Turning pharma castoffs into an instant fortune, Vivek Ramaswamy’s Myovant bags a $218M IPO
In a flashback to the bubbly IPO boom of 2014, Myovant Sciences has rung up $218 million in an overnight windfall after pricing 14.5 million shares at $15 a pop — the high end of the range. Shares will start trading today as the market weighs in on Vivek Ramaswamy’s latest overnight Wall Street coup.
The former hedge fund manager turned an Alzheimer’s reject at GlaxoSmithKline into a $315 million IPO for Axovant $AXON last year, steering the failed therapy straight into a Phase III paid for by his investor fans.

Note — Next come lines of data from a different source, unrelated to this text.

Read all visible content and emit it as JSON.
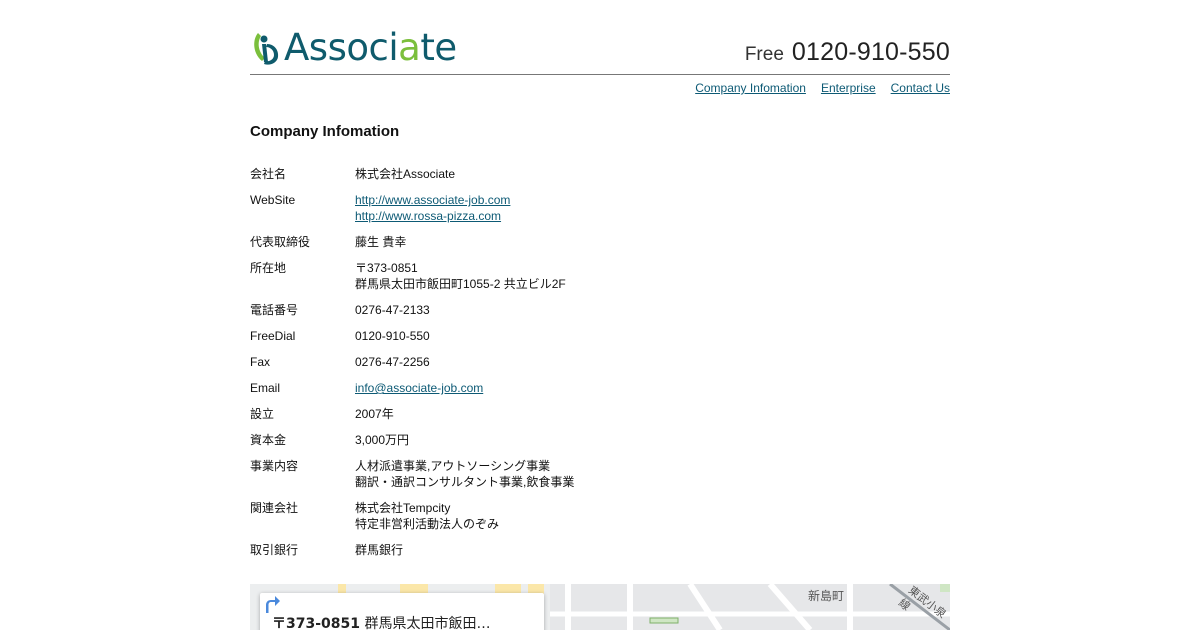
{
  "header": {
    "logo_text_pre": "Associ",
    "logo_text_hl": "a",
    "logo_text_post": "te",
    "phone_label": "Free",
    "phone_number": "0120-910-550"
  },
  "nav": {
    "company": "Company Infomation",
    "enterprise": "Enterprise",
    "contact": "Contact Us"
  },
  "section": {
    "title": "Company Infomation"
  },
  "info": {
    "company_name": {
      "label": "会社名",
      "value": "株式会社Associate"
    },
    "website": {
      "label": "WebSite",
      "links": [
        "http://www.associate-job.com",
        "http://www.rossa-pizza.com"
      ]
    },
    "ceo": {
      "label": "代表取締役",
      "value": "藤生 貴幸"
    },
    "address": {
      "label": "所在地",
      "lines": [
        "〒373-0851",
        "群馬県太田市飯田町1055-2 共立ビル2F"
      ]
    },
    "tel": {
      "label": "電話番号",
      "value": "0276-47-2133"
    },
    "freedial": {
      "label": "FreeDial",
      "value": "0120-910-550"
    },
    "fax": {
      "label": "Fax",
      "value": "0276-47-2256"
    },
    "email": {
      "label": "Email",
      "value": "info@associate-job.com"
    },
    "founded": {
      "label": "設立",
      "value": "2007年"
    },
    "capital": {
      "label": "資本金",
      "value": "3,000万円"
    },
    "business": {
      "label": "事業内容",
      "lines": [
        "人材派遣事業,アウトソーシング事業",
        "翻訳・通訳コンサルタント事業,飲食事業"
      ]
    },
    "related": {
      "label": "関連会社",
      "lines": [
        "株式会社Tempcity",
        "特定非営利活動法人のぞみ"
      ]
    },
    "bank": {
      "label": "取引銀行",
      "value": "群馬銀行"
    }
  },
  "map": {
    "postal": "〒373-0851",
    "address_snippet": "群馬県太田市飯田…",
    "area_label_1": "新島町",
    "area_label_2": "東武小泉線",
    "colors": {
      "road": "#ffffff",
      "land": "#eceeef",
      "yellow": "#fbe7a9",
      "green": "#cfe6c4"
    }
  }
}
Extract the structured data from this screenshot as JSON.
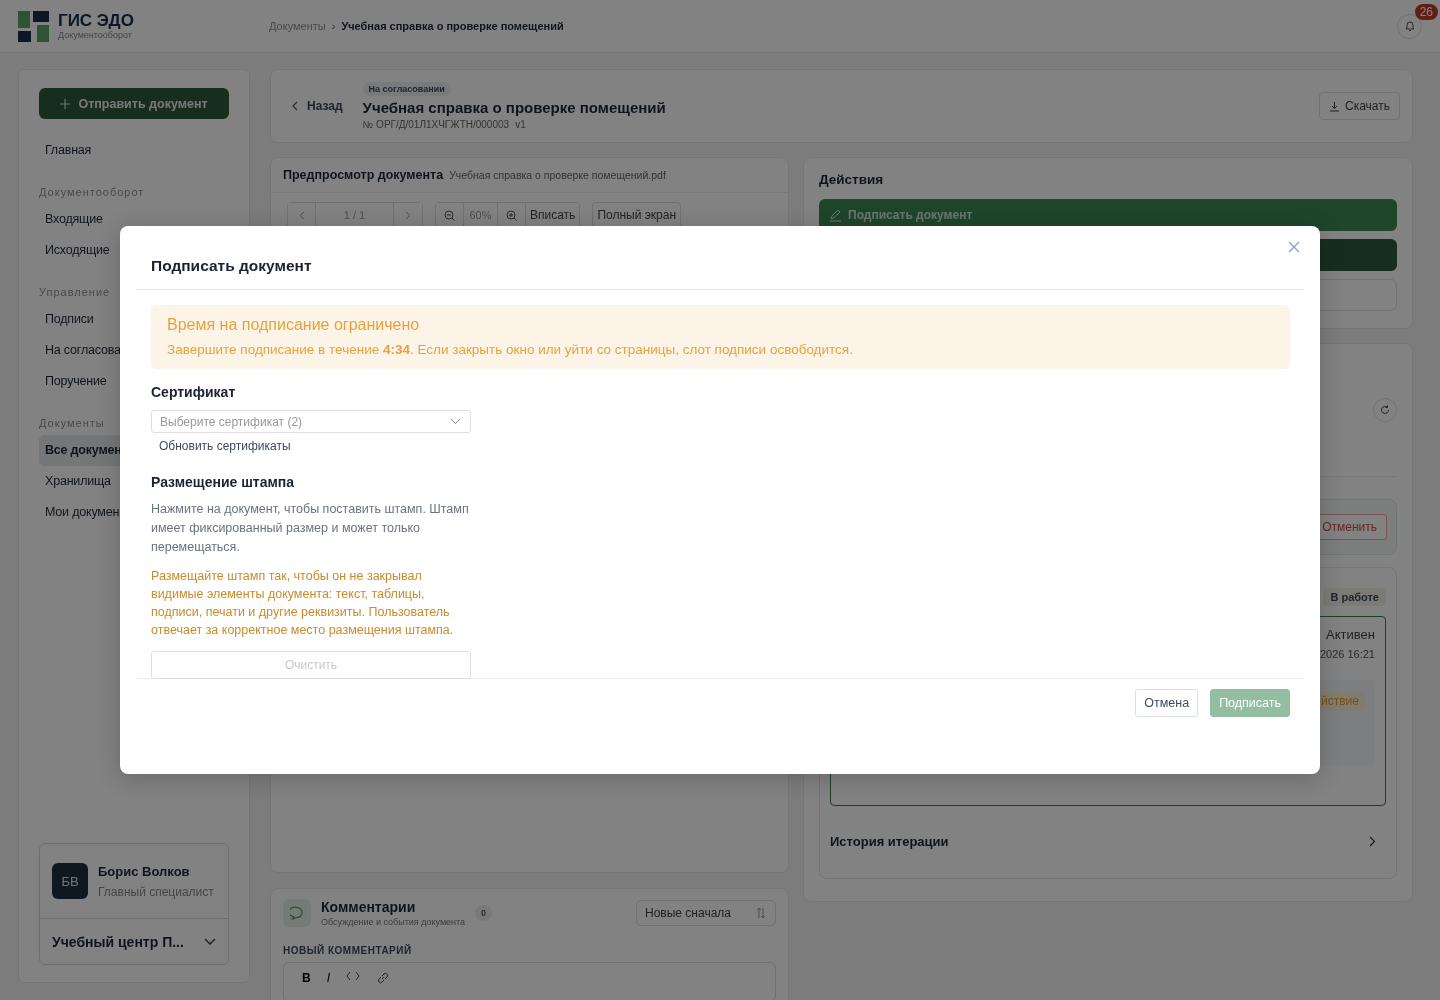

This year’s IPO — a record setter for 2016 — is built on a deal with Takeda, which handed over rights to a therapy called relugolix in exchange for a minority stake in the company. That drug is now headed into a trio of late-stage studies for uterine fibroids, endometriosis-associated pain and prostate cancer. Its second drug is RVT-602, an oligopeptide kisspeptin analog for the treatment of female infertility.
That’s the basis of a new women’s health biotech with an inspired cast of leaders. The biotech — created just last June — is being helmed by Lynn Seely, the former CMO at Medivation. And former HHS Secretary Kathleen Sebelius sits on the board.
Ramaswamy went into the IPO with a Big Pharma ally in its corner. A couple of days ago Pfizer stepped up along with BB Biotech AG to flag their interest in investing $30 million each into the IPO. Pfizer in exchange gets a front row seat at the company, which currently is manned by a skeleton crew of 9, and first rights to negotiate a deal to buy or license Myovant’s assets.
The market turned chilly toward the end of 2015, then took a brutal turn for biotech as a bear market savaged stocks and thinned the ranks of IPO seekers. Even the latest gene editing offering from CRISPR Therapeutics failed to stay in range recently. But the 30-year-old Ramaswamy has breezed his way to another big score without any of the heavy lifting in R&D and team building that’s usually required to qualify for this kind of reception.
Ramaswamy is still able to mesmerize the faithful with promises of big things to come from high-risk biotech assets. It’s an increasingly rare trait in the industry.